With the help of my family and a dedicated army veteran soil conservationist for the USDA National Resources and Conservation Services, we began to treat our new sick patient. Our patient did not require IV fluids nor suffer from spinal trauma. The illness we were treating belonged to 100 acres of rocky eroding soil in the Texas Hill Country where oak trees are rapidly dying off.

In line with the “holistic management” decision-making process, we spoke with all decision makers – neighbors, friends, family, and regenerative designers practicing permaculture – to create and communicate a plan. With the support of everyone involved, the scene was safe to proceed and our available resources were inventoried.

We began treatment by stopping the bleeding which, in our case, took the form of flash flood erosion. For hemorrhage control, we employed the Australian Keyline Plan which consists of a series of earthworks built with a D-6 Dozer. This method is unique to the topography of a place and aims to hold water high on the landscape to slow, sink, and spread so water can circulate from top to bottom.

When a sick patient is hydrated, medical providers plan for a way to release fluids, typically a Foley Catheter will do in a clinical setting. In our case, we chose a six-inch PVC pipe with baffles placed through the twenty-foot dam. After a medical provider stops the bleeding, steri-strips or sutures are used to pull wound margins together. For our patient, we utilized a fun and dedicated group of 8 -16 year old boys and girls in the Austin chapter of the Young Marines.

Armed with 3,000 pounds of seed bombs, the Young Marines learned that their weapons were meticulously crafted and mixed with minerals, aerobic bacterias, mycorrhizae fungi, and seeds rolled into clay balls. Some seeds were nitrogen fixers, mineral accumulators with deep tap roots to aerate the soil, and others were chosen for a netlike root structure to stitch the exposed soil with cooling rehydrating vegetative cover. Exposed and burned skin, like exposed soil, promotes dehydration and inability to thermoregulate. So, similar to a medical provider, we covered the exposed area.

Next came the probiotics which are as good for the land as they are for the human body. We put lactobacillus bacteria, a waste product of the animal slaughter process, into the soil. For PPE, we used nitrile gloves and eye protection as we dug through the stomachs of a few fresh slaughters to access the bacteria hidden within the glorious rumen chamber.

All ruminant animals like goats, camels, llamas, sheep, yaks, deer, and cows have a rumen chamber. Hold your breath, grab your knife, and empty the contents of the rumen into a barrel.

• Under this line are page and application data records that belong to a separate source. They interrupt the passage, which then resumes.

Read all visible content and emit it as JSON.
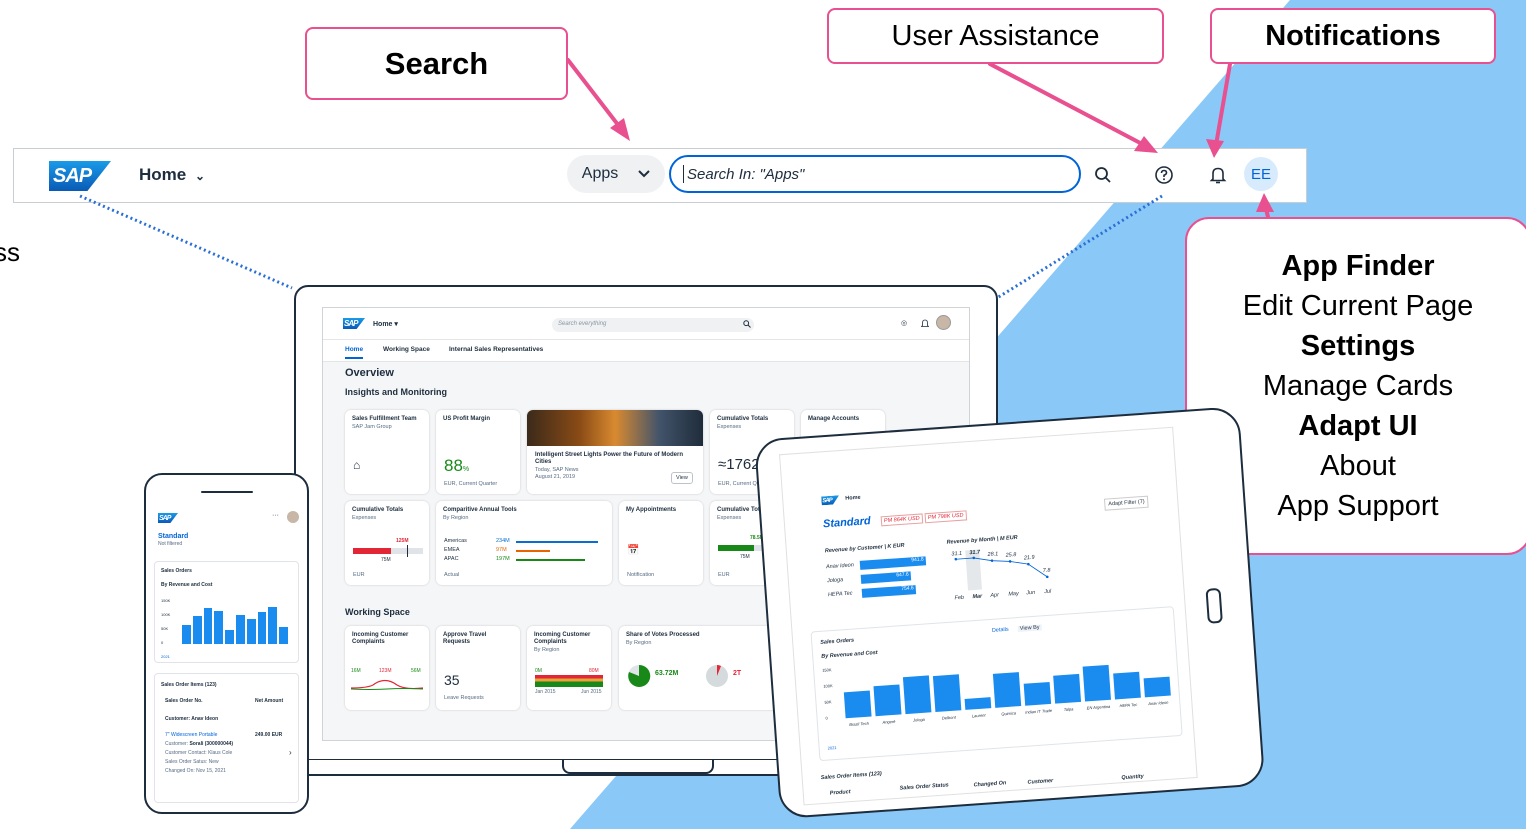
{
  "colors": {
    "accent": "#0064d9",
    "callout_border": "#e8508f",
    "background_wedge": "#8ac8f7",
    "positive": "#188918",
    "negative": "#e32636"
  },
  "callouts": {
    "search": "Search",
    "user_assistance": "User Assistance",
    "notifications": "Notifications",
    "menu": [
      "App Finder",
      "Edit Current Page",
      "Settings",
      "Manage Cards",
      "Adapt UI",
      "About",
      "App Support"
    ],
    "edge_text": [
      "ss",
      ""
    ]
  },
  "shellbar": {
    "logo": "SAP",
    "home": "Home",
    "apps": "Apps",
    "search_value": "Search In: \"Apps\"",
    "avatar": "EE",
    "icons": [
      "search-icon",
      "help-icon",
      "bell-icon"
    ]
  },
  "laptop": {
    "logo": "SAP",
    "home": "Home",
    "search_placeholder": "Search everything",
    "tabs": [
      "Home",
      "Working Space",
      "Internal Sales Representatives"
    ],
    "overview": "Overview",
    "section1": "Insights and Monitoring",
    "section2": "Working Space",
    "cards": {
      "c1": {
        "title": "Sales Fulfillment Team",
        "sub": "SAP Jam Group"
      },
      "c2": {
        "title": "US Profit Margin",
        "value": "88",
        "unit": "%",
        "sub": "EUR, Current Quarter"
      },
      "c3": {
        "title": "Intelligent Street Lights Power the Future of Modern Cities",
        "sub": "Today, SAP News",
        "date": "August 21, 2019",
        "button": "View"
      },
      "c4": {
        "title": "Cumulative Totals",
        "sub": "Expenses",
        "value": "1762",
        "foot": "EUR, Current Quarter"
      },
      "c5": {
        "title": "Manage Accounts"
      },
      "c6": {
        "title": "Cumulative Totals",
        "sub": "Expenses",
        "target": "125M",
        "actual": "75M",
        "foot": "EUR"
      },
      "c7": {
        "title": "Comparitive Annual Tools",
        "sub": "By Region",
        "rows": [
          {
            "label": "Americas",
            "value": "234M",
            "fraction": 0.95
          },
          {
            "label": "EMEA",
            "value": "97M",
            "fraction": 0.4
          },
          {
            "label": "APAC",
            "value": "197M",
            "fraction": 0.8
          }
        ],
        "foot": "Actual"
      },
      "c8": {
        "title": "My Appointments",
        "foot": "Notification"
      },
      "c9": {
        "title": "Cumulative Totals",
        "sub": "Expenses",
        "target": "78.5M",
        "actual": "75M",
        "foot": "EUR"
      },
      "w1": {
        "title": "Incoming Customer Complaints",
        "labels": [
          "16M",
          "123M",
          "56M"
        ]
      },
      "w2": {
        "title": "Approve Travel Requests",
        "value": "35",
        "foot": "Leave Requests"
      },
      "w3": {
        "title": "Incoming Customer Complaints",
        "sub": "By Region",
        "labels": [
          "0M",
          "80M"
        ],
        "dates": [
          "Jan 2015",
          "Jun 2015"
        ]
      },
      "w4": {
        "title": "Share of Votes Processed",
        "sub": "By Region",
        "value1": "63.72M",
        "value2": "2T"
      }
    }
  },
  "phone": {
    "logo": "SAP",
    "variant": "Standard",
    "sub": "Not filtered",
    "card1": "Sales Orders",
    "card1_sub": "By Revenue and Cost",
    "yticks": [
      "150K",
      "100K",
      "50K",
      "0"
    ],
    "legend": "2021",
    "bars": [
      0.42,
      0.6,
      0.78,
      0.72,
      0.3,
      0.62,
      0.54,
      0.7,
      0.8,
      0.36
    ],
    "card2": "Sales Order Items (123)",
    "col1": "Sales Order No.",
    "col2": "Net Amount",
    "group": "Customer: Anav Ideon",
    "item": {
      "name": "7\" Widescreen Portable",
      "amount": "249.00",
      "currency": "EUR",
      "customer_label": "Customer:",
      "customer": "Sorali (300000044)",
      "contact_label": "Customer Contact:",
      "contact": "Klaus Cole",
      "status_label": "Sales Order Satus:",
      "status": "New",
      "changed_label": "Changed On:",
      "changed": "Nov 15, 2021"
    }
  },
  "tablet": {
    "logo": "SAP",
    "home": "Home",
    "variant": "Standard",
    "tags": [
      "PM 864K USD",
      "PM 798K USD"
    ],
    "adapt": "Adapt Filter (7)",
    "chart1": {
      "title": "Revenue by Customer | K EUR",
      "rows": [
        {
          "label": "Anav Ideon",
          "value": "941.8"
        },
        {
          "label": "Jologa",
          "value": "647.6"
        },
        {
          "label": "HEPA Tec",
          "value": "754.6"
        }
      ]
    },
    "chart2": {
      "title": "Revenue by Month | M EUR",
      "values": [
        "31.1",
        "31.7",
        "28.1",
        "25.8",
        "21.9",
        "7.8"
      ],
      "months": [
        "Feb",
        "Mar",
        "Apr",
        "May",
        "Jun",
        "Jul"
      ]
    },
    "card": {
      "title": "Sales Orders",
      "sub": "By Revenue and Cost",
      "details": "Details",
      "viewby": "View By",
      "yticks": [
        "150K",
        "100K",
        "50K",
        "0"
      ],
      "legend": "2021",
      "bars": [
        0.55,
        0.62,
        0.78,
        0.75,
        0.22,
        0.7,
        0.45,
        0.58,
        0.72,
        0.55,
        0.4
      ],
      "cats": [
        "Brazil Tech",
        "Angeré",
        "Jologa",
        "Delbont",
        "Laurent",
        "Quimica",
        "Indian IT Trade",
        "Talpa",
        "EN Argentina",
        "HEPA Tec",
        "Anav Ideon"
      ]
    },
    "items": {
      "title": "Sales Order Items (123)",
      "cols": [
        "Product",
        "Sales Order Status",
        "Changed On",
        "Customer",
        "Quantity"
      ]
    }
  }
}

Mix it with milk, molasses, yeast, and rock minerals and you create your own improvised anaerobic digester from which you can collect methane. At the end of two months and a 1:20 dilution with well aerated water, you have a probiotic solution high in B vitamins, minerals, nitrogen, phosphorus, potassium (N:P:K) and billions of lactobacillus bacterias. This strange brew has been proven by farmers in Mexico to regenerate soils back to health in a very short time after long term use of chemicals.

After two months of treatment, our patient is stabilized and the secondary assessment has been completed. A full physical has been conducted by barefoot runs during rainstorms to feel where eroded rocky soil has deepened and softened. Vital signs of carbon content in soils and a continued assessment via the Albrecht soil tests will be conducted annually.  History has been gathered of the past 200 years of uses by Comanche, bison herds, freedman slaves, and overgrazing ranchers. Documentation has been conducted in the form of a website to share our successes and failures.

As medical providers, our solutions are simple, hands on, sometimes messy, and always universal. By applying a medical mindset to the rest of the world, I learned how to expand my concept of care and healing. As RMI’s current Training Program Manager, I look forward to continuing to promote healing in every regard.